**Work to be completed:**
Could you repeat the records below exactly, leaving out any pictures?

**Entries provided:**
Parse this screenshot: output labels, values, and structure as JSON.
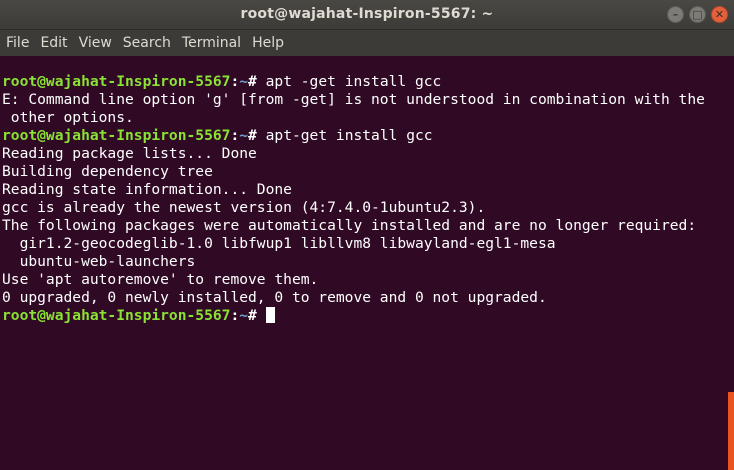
{
  "window": {
    "title": "root@wajahat-Inspiron-5567: ~",
    "controls": {
      "minimize_glyph": "–",
      "maximize_glyph": "□",
      "close_glyph": "✕"
    }
  },
  "menu": [
    "File",
    "Edit",
    "View",
    "Search",
    "Terminal",
    "Help"
  ],
  "prompt": {
    "user_host": "root@wajahat-Inspiron-5567",
    "colon": ":",
    "path": "~",
    "sign": "# "
  },
  "terminal": {
    "cmd1": "apt -get install gcc",
    "out1a": "E: Command line option 'g' [from -get] is not understood in combination with the",
    "out1b": " other options.",
    "cmd2": "apt-get install gcc",
    "out2": [
      "Reading package lists... Done",
      "Building dependency tree",
      "Reading state information... Done",
      "gcc is already the newest version (4:7.4.0-1ubuntu2.3).",
      "The following packages were automatically installed and are no longer required:",
      "  gir1.2-geocodeglib-1.0 libfwup1 libllvm8 libwayland-egl1-mesa",
      "  ubuntu-web-launchers",
      "Use 'apt autoremove' to remove them.",
      "0 upgraded, 0 newly installed, 0 to remove and 0 not upgraded."
    ]
  },
  "colors": {
    "background": "#300a24",
    "prompt_user": "#8ae234",
    "prompt_path": "#729fcf",
    "scrollbar_thumb": "#e95420"
  }
}
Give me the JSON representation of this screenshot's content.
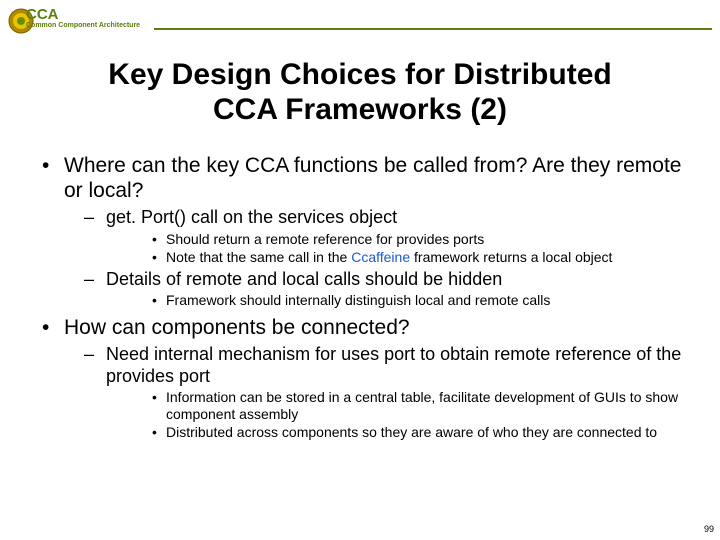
{
  "header": {
    "acronym": "CCA",
    "subtitle": "Common Component Architecture"
  },
  "title_line1": "Key Design Choices for Distributed",
  "title_line2": "CCA Frameworks (2)",
  "bullets": {
    "b1": "Where can the key CCA functions be called from? Are they remote or local?",
    "b1_1": "get. Port() call on the services object",
    "b1_1_1": "Should return a remote reference for provides ports",
    "b1_1_2a": "Note that the same call in the ",
    "b1_1_2_link": "Ccaffeine",
    "b1_1_2b": " framework returns a local object",
    "b1_2": "Details of remote and local calls should be hidden",
    "b1_2_1": "Framework should internally distinguish local and remote calls",
    "b2": "How can components be connected?",
    "b2_1": "Need internal mechanism for uses port to obtain remote reference of the provides port",
    "b2_1_1": "Information can be stored in a central table, facilitate development of GUIs to show component assembly",
    "b2_1_2": "Distributed across components so they are aware of who they are connected to"
  },
  "pagenum": "99"
}
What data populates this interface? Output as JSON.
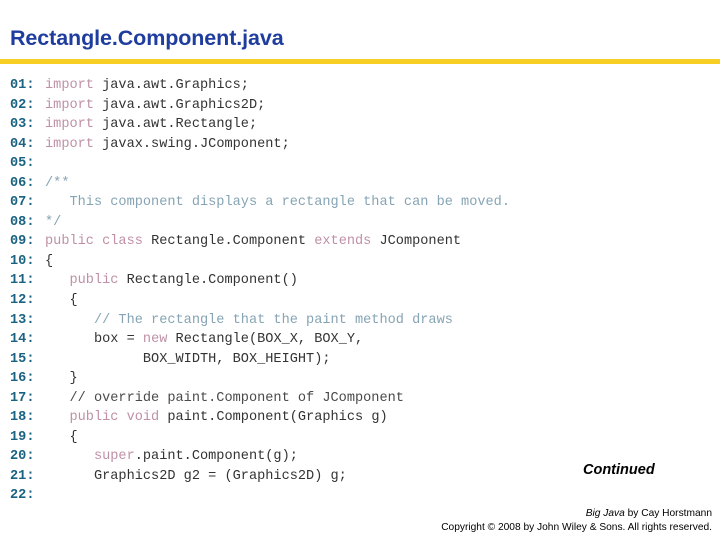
{
  "slide": {
    "title": "Rectangle.Component.java",
    "continued_label": "Continued"
  },
  "code": {
    "lines": [
      {
        "no": "01:",
        "segments": [
          {
            "t": "kw",
            "s": "import"
          },
          {
            "t": "code",
            "s": " java.awt.Graphics;"
          }
        ]
      },
      {
        "no": "02:",
        "segments": [
          {
            "t": "kw",
            "s": "import"
          },
          {
            "t": "code",
            "s": " java.awt.Graphics2D;"
          }
        ]
      },
      {
        "no": "03:",
        "segments": [
          {
            "t": "kw",
            "s": "import"
          },
          {
            "t": "code",
            "s": " java.awt.Rectangle;"
          }
        ]
      },
      {
        "no": "04:",
        "segments": [
          {
            "t": "kw",
            "s": "import"
          },
          {
            "t": "code",
            "s": " javax.swing.JComponent;"
          }
        ]
      },
      {
        "no": "05:",
        "segments": [
          {
            "t": "code",
            "s": ""
          }
        ]
      },
      {
        "no": "06:",
        "segments": [
          {
            "t": "cmt",
            "s": "/**"
          }
        ]
      },
      {
        "no": "07:",
        "segments": [
          {
            "t": "cmt",
            "s": "   This component displays a rectangle that can be moved."
          }
        ]
      },
      {
        "no": "08:",
        "segments": [
          {
            "t": "cmt",
            "s": "*/"
          }
        ]
      },
      {
        "no": "09:",
        "segments": [
          {
            "t": "kw",
            "s": "public class"
          },
          {
            "t": "code",
            "s": " Rectangle.Component "
          },
          {
            "t": "kw",
            "s": "extends"
          },
          {
            "t": "code",
            "s": " JComponent"
          }
        ]
      },
      {
        "no": "10:",
        "segments": [
          {
            "t": "code",
            "s": "{"
          }
        ]
      },
      {
        "no": "11:",
        "segments": [
          {
            "t": "kw",
            "s": "   public"
          },
          {
            "t": "code",
            "s": " Rectangle.Component()"
          }
        ]
      },
      {
        "no": "12:",
        "segments": [
          {
            "t": "code",
            "s": "   {"
          }
        ]
      },
      {
        "no": "13:",
        "segments": [
          {
            "t": "cmt",
            "s": "      // The rectangle that the paint method draws"
          }
        ]
      },
      {
        "no": "14:",
        "segments": [
          {
            "t": "code",
            "s": "      box = "
          },
          {
            "t": "kw",
            "s": "new"
          },
          {
            "t": "code",
            "s": " Rectangle(BOX_X, BOX_Y,"
          }
        ]
      },
      {
        "no": "15:",
        "segments": [
          {
            "t": "code",
            "s": "            BOX_WIDTH, BOX_HEIGHT);"
          }
        ]
      },
      {
        "no": "16:",
        "segments": [
          {
            "t": "code",
            "s": "   }"
          }
        ]
      },
      {
        "no": "17:",
        "segments": [
          {
            "t": "cmt2",
            "s": "   // override paint.Component of JComponent"
          }
        ]
      },
      {
        "no": "18:",
        "segments": [
          {
            "t": "kw",
            "s": "   public void"
          },
          {
            "t": "code",
            "s": " paint.Component(Graphics g)"
          }
        ]
      },
      {
        "no": "19:",
        "segments": [
          {
            "t": "code",
            "s": "   {"
          }
        ]
      },
      {
        "no": "20:",
        "segments": [
          {
            "t": "kw",
            "s": "      super"
          },
          {
            "t": "code",
            "s": ".paint.Component(g);"
          }
        ]
      },
      {
        "no": "21:",
        "segments": [
          {
            "t": "code",
            "s": "      Graphics2D g2 = (Graphics2D) g;"
          }
        ]
      },
      {
        "no": "22:",
        "segments": [
          {
            "t": "code",
            "s": ""
          }
        ]
      }
    ]
  },
  "footer": {
    "book_title": "Big Java",
    "byline": " by  Cay Horstmann",
    "copyright": "Copyright © 2008 by John Wiley & Sons.  All rights reserved."
  }
}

**Exercise response:**
Parse this screenshot: output labels, values, and structure as JSON.
{
  "window": {
    "title": "root@wajahat-Inspiron-5567: ~",
    "controls": {
      "minimize_glyph": "–",
      "maximize_glyph": "□",
      "close_glyph": "✕"
    }
  },
  "menu": [
    "File",
    "Edit",
    "View",
    "Search",
    "Terminal",
    "Help"
  ],
  "prompt": {
    "user_host": "root@wajahat-Inspiron-5567",
    "colon": ":",
    "path": "~",
    "sign": "# "
  },
  "terminal": {
    "cmd1": "apt -get install gcc",
    "out1a": "E: Command line option 'g' [from -get] is not understood in combination with the",
    "out1b": " other options.",
    "cmd2": "apt-get install gcc",
    "out2": [
      "Reading package lists... Done",
      "Building dependency tree",
      "Reading state information... Done",
      "gcc is already the newest version (4:7.4.0-1ubuntu2.3).",
      "The following packages were automatically installed and are no longer required:",
      "  gir1.2-geocodeglib-1.0 libfwup1 libllvm8 libwayland-egl1-mesa",
      "  ubuntu-web-launchers",
      "Use 'apt autoremove' to remove them.",
      "0 upgraded, 0 newly installed, 0 to remove and 0 not upgraded."
    ]
  },
  "colors": {
    "background": "#300a24",
    "prompt_user": "#8ae234",
    "prompt_path": "#729fcf",
    "scrollbar_thumb": "#e95420"
  }
}
Give me the JSON representation of this screenshot's content.
{
  "header": {
    "acronym": "CCA",
    "subtitle": "Common Component Architecture"
  },
  "title_line1": "Key Design Choices for Distributed",
  "title_line2": "CCA Frameworks (2)",
  "bullets": {
    "b1": "Where can the key CCA functions be called from? Are they remote or local?",
    "b1_1": "get. Port() call on the services object",
    "b1_1_1": "Should return a remote reference for provides ports",
    "b1_1_2a": "Note that the same call in the ",
    "b1_1_2_link": "Ccaffeine",
    "b1_1_2b": " framework returns a local object",
    "b1_2": "Details of remote and local calls should be hidden",
    "b1_2_1": "Framework should internally distinguish local and remote calls",
    "b2": "How can components be connected?",
    "b2_1": "Need internal mechanism for uses port to obtain remote reference of the provides port",
    "b2_1_1": "Information can be stored in a central table, facilitate development of GUIs to show component assembly",
    "b2_1_2": "Distributed across components so they are aware of who they are connected to"
  },
  "pagenum": "99"
}
What data populates this interface? Output as JSON.
{
  "slide": {
    "title": "Rectangle.Component.java",
    "continued_label": "Continued"
  },
  "code": {
    "lines": [
      {
        "no": "01:",
        "segments": [
          {
            "t": "kw",
            "s": "import"
          },
          {
            "t": "code",
            "s": " java.awt.Graphics;"
          }
        ]
      },
      {
        "no": "02:",
        "segments": [
          {
            "t": "kw",
            "s": "import"
          },
          {
            "t": "code",
            "s": " java.awt.Graphics2D;"
          }
        ]
      },
      {
        "no": "03:",
        "segments": [
          {
            "t": "kw",
            "s": "import"
          },
          {
            "t": "code",
            "s": " java.awt.Rectangle;"
          }
        ]
      },
      {
        "no": "04:",
        "segments": [
          {
            "t": "kw",
            "s": "import"
          },
          {
            "t": "code",
            "s": " javax.swing.JComponent;"
          }
        ]
      },
      {
        "no": "05:",
        "segments": [
          {
            "t": "code",
            "s": ""
          }
        ]
      },
      {
        "no": "06:",
        "segments": [
          {
            "t": "cmt",
            "s": "/**"
          }
        ]
      },
      {
        "no": "07:",
        "segments": [
          {
            "t": "cmt",
            "s": "   This component displays a rectangle that can be moved."
          }
        ]
      },
      {
        "no": "08:",
        "segments": [
          {
            "t": "cmt",
            "s": "*/"
          }
        ]
      },
      {
        "no": "09:",
        "segments": [
          {
            "t": "kw",
            "s": "public class"
          },
          {
            "t": "code",
            "s": " Rectangle.Component "
          },
          {
            "t": "kw",
            "s": "extends"
          },
          {
            "t": "code",
            "s": " JComponent"
          }
        ]
      },
      {
        "no": "10:",
        "segments": [
          {
            "t": "code",
            "s": "{"
          }
        ]
      },
      {
        "no": "11:",
        "segments": [
          {
            "t": "kw",
            "s": "   public"
          },
          {
            "t": "code",
            "s": " Rectangle.Component()"
          }
        ]
      },
      {
        "no": "12:",
        "segments": [
          {
            "t": "code",
            "s": "   {"
          }
        ]
      },
      {
        "no": "13:",
        "segments": [
          {
            "t": "cmt",
            "s": "      // The rectangle that the paint method draws"
          }
        ]
      },
      {
        "no": "14:",
        "segments": [
          {
            "t": "code",
            "s": "      box = "
          },
          {
            "t": "kw",
            "s": "new"
          },
          {
            "t": "code",
            "s": " Rectangle(BOX_X, BOX_Y,"
          }
        ]
      },
      {
        "no": "15:",
        "segments": [
          {
            "t": "code",
            "s": "            BOX_WIDTH, BOX_HEIGHT);"
          }
        ]
      },
      {
        "no": "16:",
        "segments": [
          {
            "t": "code",
            "s": "   }"
          }
        ]
      },
      {
        "no": "17:",
        "segments": [
          {
            "t": "cmt2",
            "s": "   // override paint.Component of JComponent"
          }
        ]
      },
      {
        "no": "18:",
        "segments": [
          {
            "t": "kw",
            "s": "   public void"
          },
          {
            "t": "code",
            "s": " paint.Component(Graphics g)"
          }
        ]
      },
      {
        "no": "19:",
        "segments": [
          {
            "t": "code",
            "s": "   {"
          }
        ]
      },
      {
        "no": "20:",
        "segments": [
          {
            "t": "kw",
            "s": "      super"
          },
          {
            "t": "code",
            "s": ".paint.Component(g);"
          }
        ]
      },
      {
        "no": "21:",
        "segments": [
          {
            "t": "code",
            "s": "      Graphics2D g2 = (Graphics2D) g;"
          }
        ]
      },
      {
        "no": "22:",
        "segments": [
          {
            "t": "code",
            "s": ""
          }
        ]
      }
    ]
  },
  "footer": {
    "book_title": "Big Java",
    "byline": " by  Cay Horstmann",
    "copyright": "Copyright © 2008 by John Wiley & Sons.  All rights reserved."
  }
}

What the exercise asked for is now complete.